Haynes, D., Michalek-Wagner, K.,(2000). Water quality in the Great Barrier Reef World Heritage Area: Past perspective, current issue and new research directions. Marine Pollution Bulletin 41, 428-434.

Booij, K., Vrana, B., Huckins, J.N., (2007). Theory modelling and calibration of passive samplers used in water monitoring., in: G. Mills, R. Greenwood, B. Vrana (Eds.), Passive Sampling Techniques. Elsevier

Shaw, M., Mueller, J.F., 2005. Preliminary evaluation of the occurrence of herbicides and PAHs in the Wet Tropics region of the Great Barrier Reef, Australia, using passive samplers.

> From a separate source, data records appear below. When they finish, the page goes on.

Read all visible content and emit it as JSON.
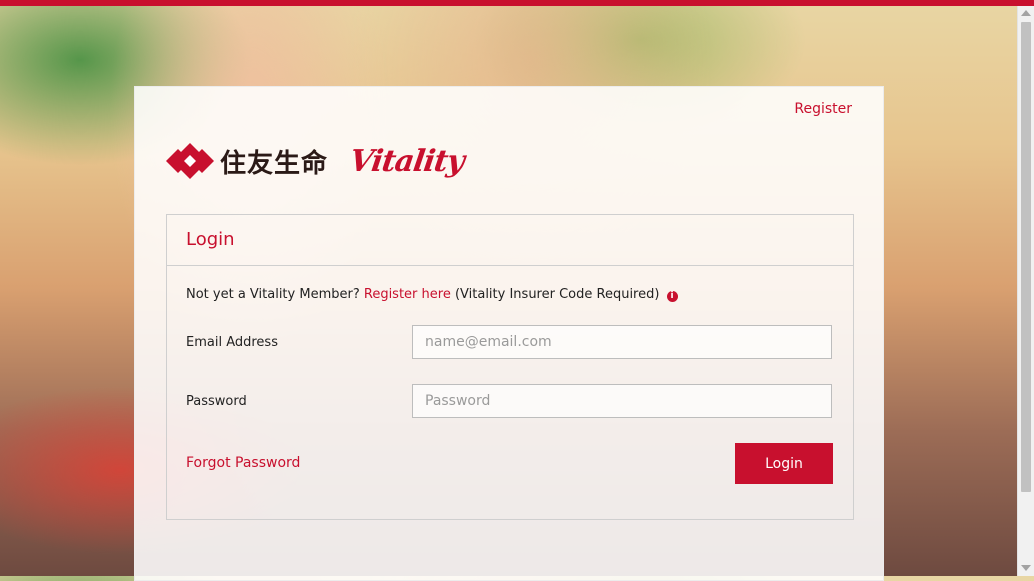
{
  "header": {
    "register_label": "Register"
  },
  "brand": {
    "kanji": "住友生命",
    "vitality": "Vitality",
    "color": "#c8102e"
  },
  "login": {
    "title": "Login",
    "prompt_prefix": "Not yet a Vitality Member?",
    "register_here": "Register here",
    "prompt_suffix": "(Vitality Insurer Code Required)",
    "info_icon": "info-circle-icon",
    "email_label": "Email Address",
    "email_placeholder": "name@email.com",
    "password_label": "Password",
    "password_placeholder": "Password",
    "forgot_password": "Forgot Password",
    "submit_label": "Login"
  }
}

Marine Pollution Bulletin 51, 876–881.

Reports from this project

These reports cover the work of this project in detail:

Maps from this project

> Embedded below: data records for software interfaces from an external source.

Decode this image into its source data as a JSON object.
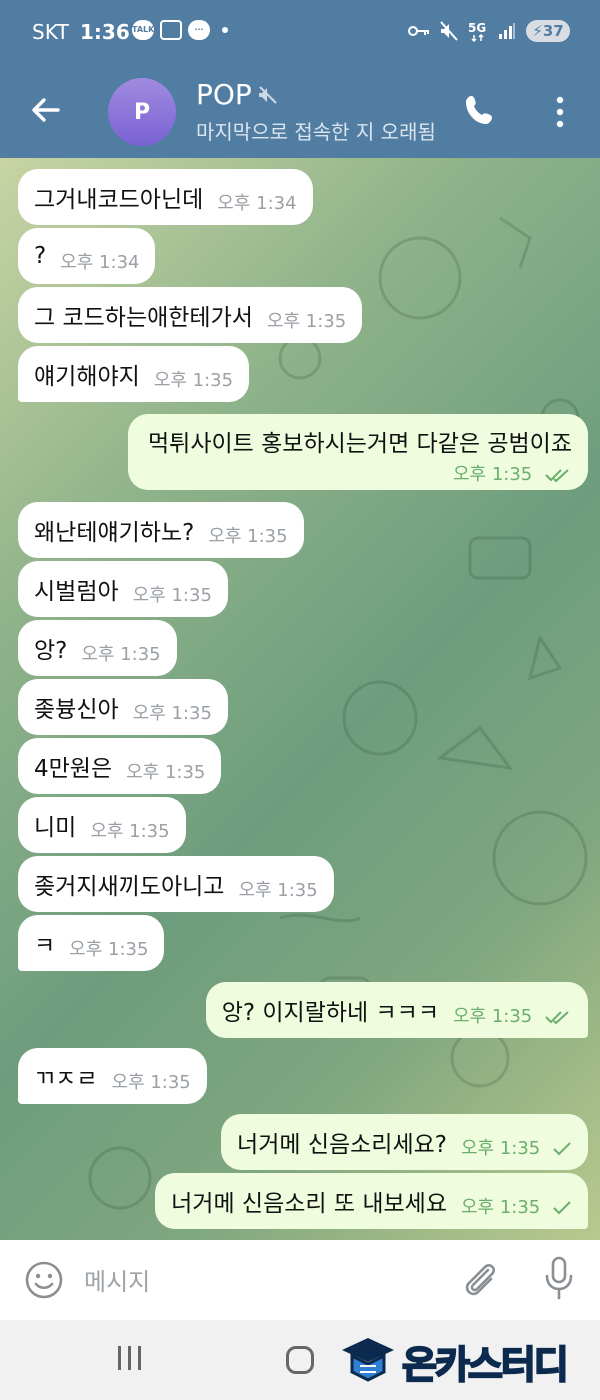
{
  "status_bar": {
    "carrier": "SKT",
    "time": "1:36",
    "notification_icons": [
      "talk-icon",
      "screenshot-icon",
      "chat-icon",
      "dot"
    ],
    "right_icons": [
      "key-icon",
      "mute-icon",
      "5g-icon",
      "signal-icon"
    ],
    "battery": "37"
  },
  "header": {
    "avatar_letter": "P",
    "title": "POP",
    "subtitle": "마지막으로 접속한 지 오래됨",
    "colors": {
      "header_bg": "#527da3",
      "avatar": "#8e78dc"
    }
  },
  "messages": [
    {
      "dir": "in",
      "text": "그거내코드아닌데",
      "time": "오후 1:34"
    },
    {
      "dir": "in",
      "text": "?",
      "time": "오후 1:34"
    },
    {
      "dir": "in",
      "text": "그 코드하는애한테가서",
      "time": "오후 1:35"
    },
    {
      "dir": "in",
      "text": "얘기해야지",
      "time": "오후 1:35"
    },
    {
      "dir": "out",
      "text": "먹튀사이트 홍보하시는거면 다같은 공범이죠",
      "time": "오후 1:35",
      "status": "read"
    },
    {
      "dir": "in",
      "text": "왜난테얘기하노?",
      "time": "오후 1:35"
    },
    {
      "dir": "in",
      "text": "시벌럼아",
      "time": "오후 1:35"
    },
    {
      "dir": "in",
      "text": "앙?",
      "time": "오후 1:35"
    },
    {
      "dir": "in",
      "text": "좆븅신아",
      "time": "오후 1:35"
    },
    {
      "dir": "in",
      "text": "4만원은",
      "time": "오후 1:35"
    },
    {
      "dir": "in",
      "text": "니미",
      "time": "오후 1:35"
    },
    {
      "dir": "in",
      "text": "좆거지새끼도아니고",
      "time": "오후 1:35"
    },
    {
      "dir": "in",
      "text": "ㅋ",
      "time": "오후 1:35"
    },
    {
      "dir": "out",
      "text": "앙? 이지랄하네 ㅋㅋㅋ",
      "time": "오후 1:35",
      "status": "read"
    },
    {
      "dir": "in",
      "text": "ㄲㅈㄹ",
      "time": "오후 1:35"
    },
    {
      "dir": "out",
      "text": "너거메 신음소리세요?",
      "time": "오후 1:35",
      "status": "sent"
    },
    {
      "dir": "out",
      "text": "너거메 신음소리 또 내보세요",
      "time": "오후 1:35",
      "status": "sent"
    }
  ],
  "input": {
    "placeholder": "메시지"
  },
  "watermark": {
    "text": "온카스터디"
  },
  "colors": {
    "incoming_bubble": "#ffffff",
    "outgoing_bubble": "#effdde",
    "time_out": "#6bae6d",
    "time_in": "#9aa0a6"
  }
}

Maps for this dataset are available in the e-Atlas web mapping client under the path Environment/GBR: Inshore Pesticide Monitoring (Entox, UQ). The following layers are available for each year from 2005-2011.

  • Max Annual PSII Herbicide Equivalent (ng/L)(Entox, UQ)
  • Max Annual PSII Herbicide Equivalent Index (ng/L)(Entox, UQ)
  • Average Dry PSII Heq (ng/L)
  • Average Wet PSII Heq (ng/L)

Dataset meta-data

The data collected by this project is described in more detail in the following meta-data records:


Pesticide passive samplers (Polar and non-polar) deployed at Fitzroy Island, Queensland
Retrieving a marine cage containing PDMS and SPMD samplers from a reef location
Typical configuration of passive flow monitors (PFMs) (at top) and passive pesticide samplers (Empore Discs in middle and PDMS/SPMDs on the bottom) ready for deployment
Schematic for the deployment of both Empore discs (EDs) and PDMS/SPMDs passive samplers in aquatic environments
An Empore Disk casing that has been disassembled. The Empore Disk is a small flat disk that goes in this casing
Preparing an Empore disk for deployment
In the field – deploying passive samplers and passive flow monitors on a rope
Empore Discs retrieved after a thirty day deployment in a river